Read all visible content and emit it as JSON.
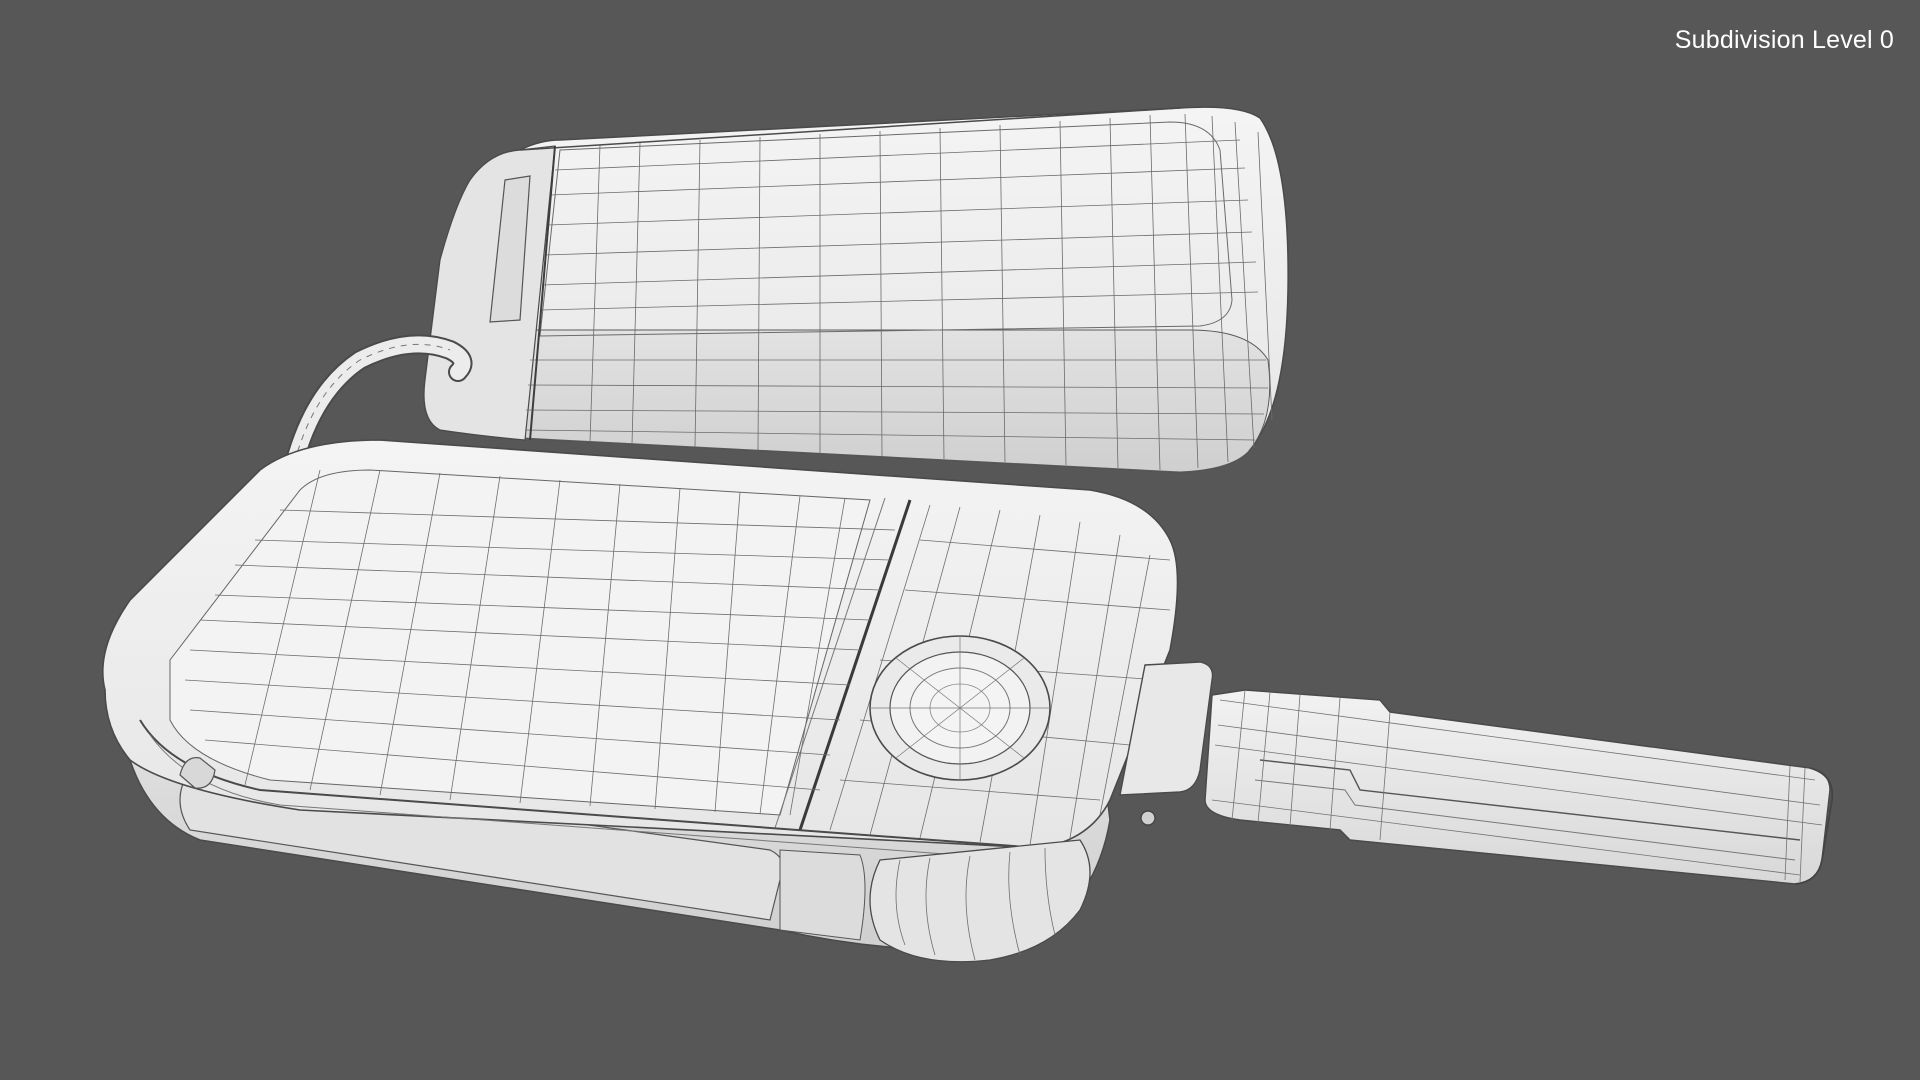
{
  "viewport": {
    "overlay_label": "Subdivision Level 0",
    "background_color": "#575757",
    "model_color": "#eeeeee",
    "wire_color": "#5a5a5a"
  },
  "scene": {
    "objects": [
      "car-key-fob-back",
      "car-key-fob-front",
      "key-ring",
      "flip-key-blade",
      "unlock-button"
    ],
    "render_mode": "wireframe-on-shaded"
  }
}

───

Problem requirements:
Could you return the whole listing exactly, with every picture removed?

The completed task:
Read all visible content and emit it as JSON.
{
  "viewport": {
    "overlay_label": "Subdivision Level 0",
    "background_color": "#575757",
    "model_color": "#eeeeee",
    "wire_color": "#5a5a5a"
  },
  "scene": {
    "objects": [
      "car-key-fob-back",
      "car-key-fob-front",
      "key-ring",
      "flip-key-blade",
      "unlock-button"
    ],
    "render_mode": "wireframe-on-shaded"
  }
}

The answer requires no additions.